WHAT THE EXERCISE ASKS:
Copy out each line of the data that holds the word "image".

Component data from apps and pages
——

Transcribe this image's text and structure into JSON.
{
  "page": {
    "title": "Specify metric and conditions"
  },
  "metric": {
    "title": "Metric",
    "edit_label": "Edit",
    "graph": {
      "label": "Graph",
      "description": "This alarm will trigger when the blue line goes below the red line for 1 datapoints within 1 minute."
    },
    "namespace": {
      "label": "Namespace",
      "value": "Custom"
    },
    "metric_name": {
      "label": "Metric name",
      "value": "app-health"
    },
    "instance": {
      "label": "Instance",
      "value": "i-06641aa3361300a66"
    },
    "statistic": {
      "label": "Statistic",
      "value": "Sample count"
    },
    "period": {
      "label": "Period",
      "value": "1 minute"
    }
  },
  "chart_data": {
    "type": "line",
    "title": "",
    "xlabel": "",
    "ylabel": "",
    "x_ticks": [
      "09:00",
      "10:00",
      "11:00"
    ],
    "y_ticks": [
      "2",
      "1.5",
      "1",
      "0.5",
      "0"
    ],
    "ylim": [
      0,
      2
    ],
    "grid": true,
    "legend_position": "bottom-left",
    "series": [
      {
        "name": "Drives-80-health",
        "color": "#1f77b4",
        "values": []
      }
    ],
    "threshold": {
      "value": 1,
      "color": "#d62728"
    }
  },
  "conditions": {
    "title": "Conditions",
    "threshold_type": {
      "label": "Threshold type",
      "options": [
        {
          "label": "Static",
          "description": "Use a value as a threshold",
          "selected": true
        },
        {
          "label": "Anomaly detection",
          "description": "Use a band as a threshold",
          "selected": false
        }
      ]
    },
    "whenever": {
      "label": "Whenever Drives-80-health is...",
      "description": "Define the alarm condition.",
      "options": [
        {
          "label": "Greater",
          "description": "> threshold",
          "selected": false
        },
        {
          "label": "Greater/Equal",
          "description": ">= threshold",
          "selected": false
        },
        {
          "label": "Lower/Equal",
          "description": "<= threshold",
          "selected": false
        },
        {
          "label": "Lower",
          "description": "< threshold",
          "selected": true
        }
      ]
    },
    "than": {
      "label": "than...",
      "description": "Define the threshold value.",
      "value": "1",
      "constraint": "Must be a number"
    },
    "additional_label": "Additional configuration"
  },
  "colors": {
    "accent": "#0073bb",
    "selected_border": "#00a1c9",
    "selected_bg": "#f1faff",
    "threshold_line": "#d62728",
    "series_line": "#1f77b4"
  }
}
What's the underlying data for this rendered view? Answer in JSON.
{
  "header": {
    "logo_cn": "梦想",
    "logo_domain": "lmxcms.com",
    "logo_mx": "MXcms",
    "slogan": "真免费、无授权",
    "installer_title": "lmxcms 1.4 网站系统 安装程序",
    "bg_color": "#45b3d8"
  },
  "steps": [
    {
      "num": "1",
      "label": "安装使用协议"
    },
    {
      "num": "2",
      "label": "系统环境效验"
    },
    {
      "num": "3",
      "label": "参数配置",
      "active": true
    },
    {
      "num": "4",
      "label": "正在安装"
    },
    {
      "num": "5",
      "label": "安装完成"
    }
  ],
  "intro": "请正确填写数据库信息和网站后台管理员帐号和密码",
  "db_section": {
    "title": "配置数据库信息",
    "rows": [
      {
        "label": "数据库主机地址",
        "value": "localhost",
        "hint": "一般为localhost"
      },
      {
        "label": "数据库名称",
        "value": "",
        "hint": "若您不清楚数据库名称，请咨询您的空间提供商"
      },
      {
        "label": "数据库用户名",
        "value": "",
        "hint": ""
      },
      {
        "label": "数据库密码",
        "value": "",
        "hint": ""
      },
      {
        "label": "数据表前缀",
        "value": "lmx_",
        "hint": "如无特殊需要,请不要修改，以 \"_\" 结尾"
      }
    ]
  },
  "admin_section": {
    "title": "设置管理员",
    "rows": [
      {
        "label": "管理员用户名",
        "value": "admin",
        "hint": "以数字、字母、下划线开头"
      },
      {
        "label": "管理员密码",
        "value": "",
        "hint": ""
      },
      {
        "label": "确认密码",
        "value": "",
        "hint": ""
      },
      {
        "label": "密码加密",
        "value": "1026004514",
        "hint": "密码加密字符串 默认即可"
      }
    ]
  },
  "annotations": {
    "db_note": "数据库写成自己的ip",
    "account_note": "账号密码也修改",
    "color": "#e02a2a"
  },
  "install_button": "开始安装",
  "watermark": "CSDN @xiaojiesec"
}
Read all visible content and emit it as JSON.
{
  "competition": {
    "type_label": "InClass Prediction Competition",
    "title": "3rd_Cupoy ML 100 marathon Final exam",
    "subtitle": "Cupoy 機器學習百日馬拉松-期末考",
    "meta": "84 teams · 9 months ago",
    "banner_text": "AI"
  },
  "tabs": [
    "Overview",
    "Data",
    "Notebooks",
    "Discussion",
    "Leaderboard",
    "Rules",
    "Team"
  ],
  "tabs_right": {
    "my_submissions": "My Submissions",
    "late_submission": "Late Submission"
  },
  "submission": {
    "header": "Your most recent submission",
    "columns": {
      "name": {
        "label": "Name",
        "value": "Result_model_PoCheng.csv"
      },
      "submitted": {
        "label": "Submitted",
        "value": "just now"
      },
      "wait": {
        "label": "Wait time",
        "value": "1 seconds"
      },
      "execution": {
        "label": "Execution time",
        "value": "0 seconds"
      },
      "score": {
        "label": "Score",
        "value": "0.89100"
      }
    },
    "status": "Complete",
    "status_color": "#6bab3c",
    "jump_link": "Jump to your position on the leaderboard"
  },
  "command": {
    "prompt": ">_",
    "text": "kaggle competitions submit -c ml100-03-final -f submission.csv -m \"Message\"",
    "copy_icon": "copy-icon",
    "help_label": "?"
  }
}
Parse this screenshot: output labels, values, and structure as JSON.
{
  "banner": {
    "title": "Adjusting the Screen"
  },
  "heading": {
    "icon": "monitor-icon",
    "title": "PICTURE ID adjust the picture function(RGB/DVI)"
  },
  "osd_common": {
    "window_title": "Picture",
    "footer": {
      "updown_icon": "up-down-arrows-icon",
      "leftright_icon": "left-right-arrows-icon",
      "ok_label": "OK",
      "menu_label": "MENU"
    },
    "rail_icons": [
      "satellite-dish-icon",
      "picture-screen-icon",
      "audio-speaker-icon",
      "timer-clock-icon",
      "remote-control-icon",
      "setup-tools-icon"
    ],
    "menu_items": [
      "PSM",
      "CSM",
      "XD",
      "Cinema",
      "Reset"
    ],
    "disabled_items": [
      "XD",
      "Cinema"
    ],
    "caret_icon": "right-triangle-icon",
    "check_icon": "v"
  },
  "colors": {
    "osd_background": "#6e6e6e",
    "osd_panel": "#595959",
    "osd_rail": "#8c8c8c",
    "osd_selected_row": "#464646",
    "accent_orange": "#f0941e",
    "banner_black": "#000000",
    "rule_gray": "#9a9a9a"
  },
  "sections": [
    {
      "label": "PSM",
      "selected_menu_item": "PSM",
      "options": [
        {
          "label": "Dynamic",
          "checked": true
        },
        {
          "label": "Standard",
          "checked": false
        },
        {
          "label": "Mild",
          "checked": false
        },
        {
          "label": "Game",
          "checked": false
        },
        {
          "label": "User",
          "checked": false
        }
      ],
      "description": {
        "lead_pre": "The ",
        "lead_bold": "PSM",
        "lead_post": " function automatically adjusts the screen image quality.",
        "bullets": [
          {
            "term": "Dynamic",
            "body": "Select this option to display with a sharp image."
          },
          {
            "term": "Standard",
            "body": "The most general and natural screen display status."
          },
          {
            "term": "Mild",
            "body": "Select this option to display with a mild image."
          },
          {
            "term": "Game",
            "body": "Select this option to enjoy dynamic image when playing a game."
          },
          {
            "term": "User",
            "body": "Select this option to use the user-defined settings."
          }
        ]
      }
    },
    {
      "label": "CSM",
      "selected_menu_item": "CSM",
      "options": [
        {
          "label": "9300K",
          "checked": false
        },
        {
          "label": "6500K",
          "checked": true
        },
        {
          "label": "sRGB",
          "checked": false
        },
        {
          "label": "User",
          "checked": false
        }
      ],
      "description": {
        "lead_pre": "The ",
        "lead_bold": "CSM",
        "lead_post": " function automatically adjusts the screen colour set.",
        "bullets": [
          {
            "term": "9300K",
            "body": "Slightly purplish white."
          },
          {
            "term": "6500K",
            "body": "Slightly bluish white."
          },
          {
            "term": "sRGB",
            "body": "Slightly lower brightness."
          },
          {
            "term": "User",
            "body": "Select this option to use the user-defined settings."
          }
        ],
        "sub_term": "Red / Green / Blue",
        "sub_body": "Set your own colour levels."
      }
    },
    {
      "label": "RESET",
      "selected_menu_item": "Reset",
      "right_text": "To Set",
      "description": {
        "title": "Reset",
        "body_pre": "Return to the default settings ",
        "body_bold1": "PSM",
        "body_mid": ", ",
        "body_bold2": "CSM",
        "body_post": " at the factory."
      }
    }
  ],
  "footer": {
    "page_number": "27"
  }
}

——

ANSWER FOR THIS EXERCISE:
Transcribe this image's text and structure into JSON.
        "lead_post": " function automatically adjusts the screen image quality.",
            "body": "Select this option to display with a sharp image."
            "body": "Select this option to display with a mild image."
            "body": "Select this option to enjoy dynamic image when playing a game."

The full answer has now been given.